In a recent issue of Wisconsin State Farmer, Gloria Hafemeister writes about Andy Jaworski who returned to the family farm to operate an organic dairy operation. He decided to incorporate a Lely robot automatic milking system. Read the except below or the entire article here.
Using the robot
Jaworski is happy he went with the robotic milking because his daily schedule doesn't revolve around milking, but he also says, "It's not a perfect system and you need to accept that."
He said a big advantage to the system is the data that is collected about each cow on a daily basis.
"It's more information to digest, and you need to be able to learn to use the data to make it useful," Jaworski said.
He said having all this information encourages creativity.

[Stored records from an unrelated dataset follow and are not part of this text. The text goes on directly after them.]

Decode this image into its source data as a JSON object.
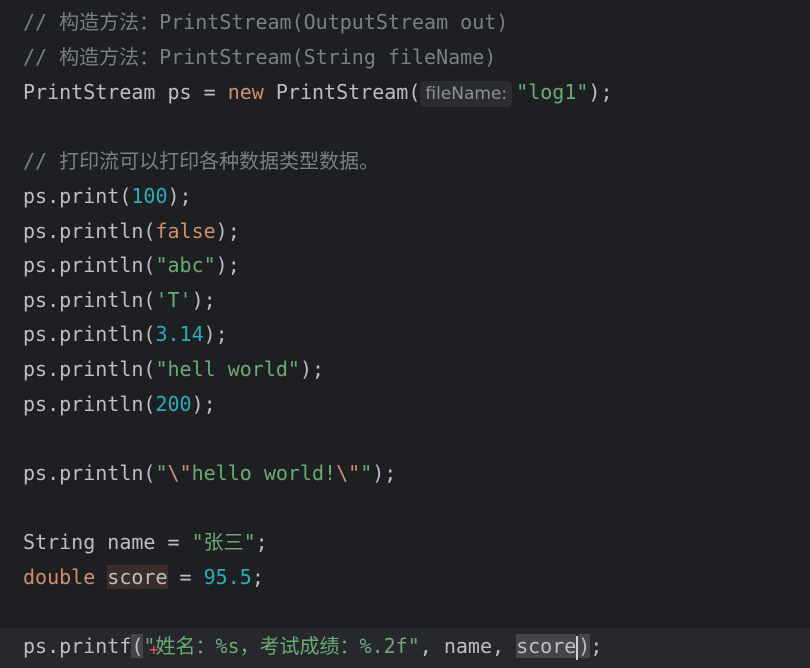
{
  "editor": {
    "lines": {
      "c1": "// 构造方法：PrintStream(OutputStream out)",
      "c2": "// 构造方法：PrintStream(String fileName)",
      "l3_type": "PrintStream",
      "l3_var": " ps = ",
      "l3_new": "new",
      "l3_ctor": " PrintStream(",
      "l3_hint": "fileName:",
      "l3_str": "\"log1\"",
      "l3_end": ");",
      "c4": "// 打印流可以打印各种数据类型数据。",
      "p1_pre": "ps.print(",
      "p1_num": "100",
      "p1_end": ");",
      "p2_pre": "ps.println(",
      "p2_kw": "false",
      "p2_end": ");",
      "p3_pre": "ps.println(",
      "p3_str": "\"abc\"",
      "p3_end": ");",
      "p4_pre": "ps.println(",
      "p4_str": "'T'",
      "p4_end": ");",
      "p5_pre": "ps.println(",
      "p5_num": "3.14",
      "p5_end": ");",
      "p6_pre": "ps.println(",
      "p6_str": "\"hell world\"",
      "p6_end": ");",
      "p7_pre": "ps.println(",
      "p7_num": "200",
      "p7_end": ");",
      "p8_pre": "ps.println(",
      "p8_s1": "\"",
      "p8_e1": "\\\"",
      "p8_s2": "hello world!",
      "p8_e2": "\\\"",
      "p8_s3": "\"",
      "p8_end": ");",
      "d1_type": "String",
      "d1_mid": " name = ",
      "d1_str": "\"张三\"",
      "d1_end": ";",
      "d2_kw": "double",
      "d2_sp": " ",
      "d2_var": "score",
      "d2_mid": " = ",
      "d2_num": "95.5",
      "d2_end": ";",
      "f_pre": "ps.printf",
      "f_open": "(",
      "f_str": "\"姓名：%s，考试成绩：%.2f\"",
      "f_mid": ", name, ",
      "f_var": "score",
      "f_close": ")",
      "f_end": ";"
    }
  },
  "colors": {
    "background": "#1e1f22",
    "comment": "#7a7e85",
    "keyword": "#cf8e6d",
    "number": "#2aacb8",
    "string": "#6aab73",
    "text": "#bcbec4"
  }
}
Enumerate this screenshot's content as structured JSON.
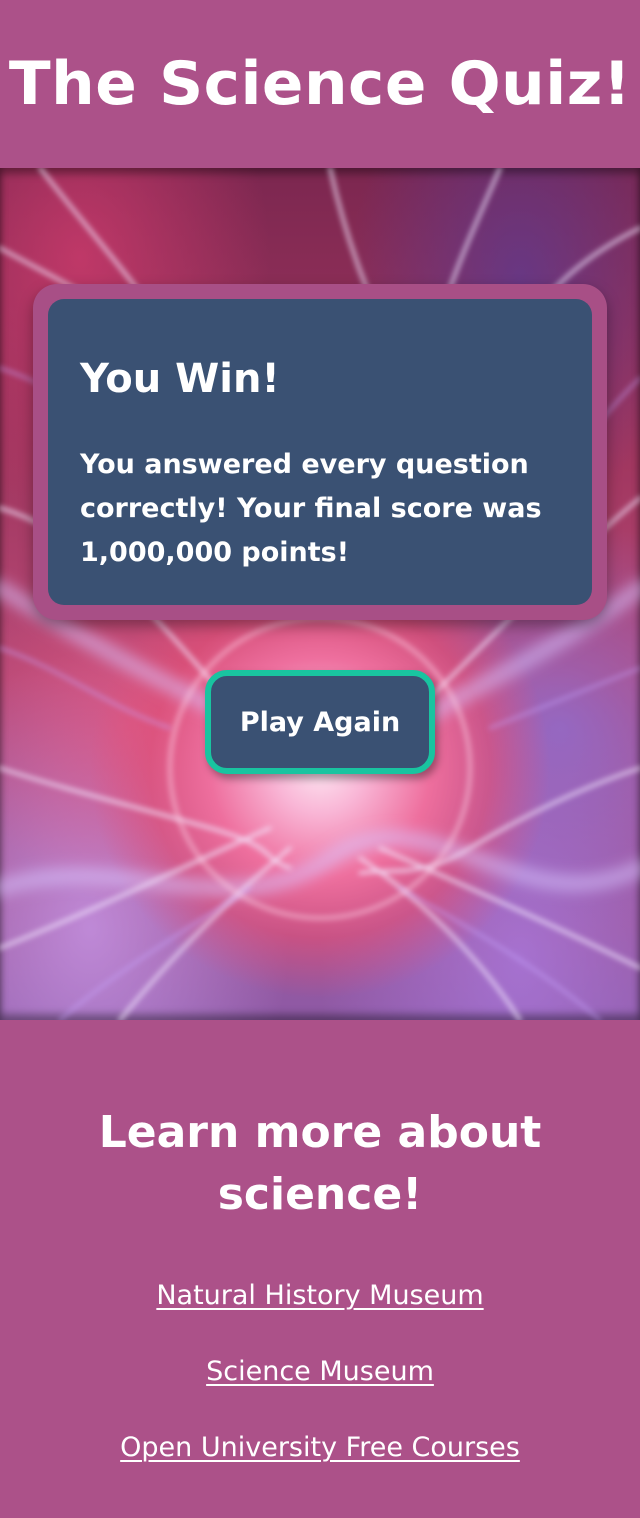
{
  "header": {
    "title": "The Science Quiz!"
  },
  "result": {
    "title": "You Win!",
    "message": "You answered every question correctly! Your final score was 1,000,000 points!",
    "play_again_label": "Play Again"
  },
  "footer": {
    "heading": "Learn more about science!",
    "links": [
      {
        "label": "Natural History Museum"
      },
      {
        "label": "Science Museum"
      },
      {
        "label": "Open University Free Courses"
      }
    ]
  },
  "colors": {
    "page_background": "#ac5189",
    "card_border": "#a84f86",
    "card_background": "#3a5173",
    "button_border": "#19c4a0",
    "text": "#ffffff"
  }
}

As an example, Jaworski pointed to a report of a cow that was not getting milk flow in one quarter. The report on his computer screen indicated, "Failed right quarter."
He decided to intervene by pushing the button that says, "prolong milking." He detached the unit that was the problem and stripped that quarter manually and then pushed the button, "manually succeed."

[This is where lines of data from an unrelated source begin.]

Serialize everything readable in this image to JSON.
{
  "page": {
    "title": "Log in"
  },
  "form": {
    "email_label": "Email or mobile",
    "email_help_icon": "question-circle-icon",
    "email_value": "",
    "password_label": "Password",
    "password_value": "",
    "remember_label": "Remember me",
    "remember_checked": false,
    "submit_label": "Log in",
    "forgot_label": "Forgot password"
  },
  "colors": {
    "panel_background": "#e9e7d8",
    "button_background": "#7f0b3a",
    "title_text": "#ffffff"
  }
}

While he isn't tied to a milking schedule, he said, "You always need someone who can respond to a call from the robot at any time. The robot will call when any problem occurs."
According to Jaworski, most calls are for minor things. Often the calls come during the wash cycle. He believes this is because the USDA code for cleaning milking equipment is stricter than the European code so sensors detect problems and call more often. The problem is minor, but the system needs to be reset.
Read the entire article here.